The dollar hit its highest for four months, still benefitting from data on Tuesday showing U.S. housing starts surged more than expected in June, underpinning a theme of strength in the U.S. economy.
"As the the probability of a Fed rate hike by the end of the year has now increased, speculators are taking profits after the good rally we have seen in gold in early July," Commerzbank analyst Daniel Briesemann said.
Gold, which has risen 25 percent this year, is highly sensitive to rising rates, which increase the opportunity cost of holding non-yielding assets such as bullion, while boosting the dollar, in which it is priced.
The metal was also dragged lower by advancing European and U.S. equities, which increased investor appetite for risk.
"There is a return in risk sentiment across the market in general right now, as you have more monetary stimulus packages from central banks," Mitsubishi Corp analyst Jonathan Butler said.
"Although more stimulus would also favor no-yielding gold, when there's pro-risk trading, there's also a retreat of some of those safe-haven elements that have supported the metal."
The International Monetary Fund, however, cut its global growth forecasts for the next two years on Tuesday, citing uncertainty over Britain's exit from the EU.
Investors are now waiting for the outcome of the European Central Bank meeting on Thursday.

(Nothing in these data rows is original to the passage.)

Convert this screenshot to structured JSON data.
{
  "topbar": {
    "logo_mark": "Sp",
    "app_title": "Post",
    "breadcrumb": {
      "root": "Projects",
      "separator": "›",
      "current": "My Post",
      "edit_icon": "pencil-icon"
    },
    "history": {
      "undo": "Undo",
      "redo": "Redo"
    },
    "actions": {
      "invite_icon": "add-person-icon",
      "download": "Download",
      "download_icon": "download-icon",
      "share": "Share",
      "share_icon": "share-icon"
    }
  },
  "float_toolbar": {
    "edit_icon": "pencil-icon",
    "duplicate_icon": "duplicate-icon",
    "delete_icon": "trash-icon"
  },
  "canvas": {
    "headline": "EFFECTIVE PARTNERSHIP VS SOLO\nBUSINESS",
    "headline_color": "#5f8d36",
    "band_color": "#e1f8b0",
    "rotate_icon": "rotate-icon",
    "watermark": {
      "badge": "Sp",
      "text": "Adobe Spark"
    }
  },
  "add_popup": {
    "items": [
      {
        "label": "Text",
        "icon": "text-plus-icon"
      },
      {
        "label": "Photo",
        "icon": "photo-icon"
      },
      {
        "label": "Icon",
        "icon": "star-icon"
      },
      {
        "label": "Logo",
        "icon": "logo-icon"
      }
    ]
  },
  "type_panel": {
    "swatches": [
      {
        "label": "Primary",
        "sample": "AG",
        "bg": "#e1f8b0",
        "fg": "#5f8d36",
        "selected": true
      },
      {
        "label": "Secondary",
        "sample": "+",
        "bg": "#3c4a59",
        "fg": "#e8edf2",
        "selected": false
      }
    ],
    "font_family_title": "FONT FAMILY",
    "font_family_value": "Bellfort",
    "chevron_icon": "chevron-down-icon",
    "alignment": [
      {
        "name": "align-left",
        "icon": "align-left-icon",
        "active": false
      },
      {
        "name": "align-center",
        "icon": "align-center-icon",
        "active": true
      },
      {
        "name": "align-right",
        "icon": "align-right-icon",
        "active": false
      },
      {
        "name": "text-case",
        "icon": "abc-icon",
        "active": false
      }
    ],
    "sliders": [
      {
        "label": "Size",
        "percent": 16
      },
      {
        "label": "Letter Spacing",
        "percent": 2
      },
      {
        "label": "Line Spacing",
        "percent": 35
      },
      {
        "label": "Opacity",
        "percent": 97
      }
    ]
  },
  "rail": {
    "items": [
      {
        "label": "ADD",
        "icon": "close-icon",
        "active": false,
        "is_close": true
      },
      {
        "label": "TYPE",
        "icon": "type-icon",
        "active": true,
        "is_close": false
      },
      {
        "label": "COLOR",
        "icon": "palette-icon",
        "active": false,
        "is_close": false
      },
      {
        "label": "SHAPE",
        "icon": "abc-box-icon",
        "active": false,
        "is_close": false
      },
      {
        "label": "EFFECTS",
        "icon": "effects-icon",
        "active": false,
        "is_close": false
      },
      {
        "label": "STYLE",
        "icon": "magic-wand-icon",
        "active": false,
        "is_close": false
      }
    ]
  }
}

Bullion gained $100 in the two weeks following Britain's looming exit from the EU, as worried investors started putting their cash into safe-haven assets, before falling back.
"There are still some headwinds to growth and this may lift safe-haven demand should the implications of Brexit start to unwind," OCBC Bank analyst Barnabas Gan.
Spot silver fell 1.98 percent to $19.50 an ounce.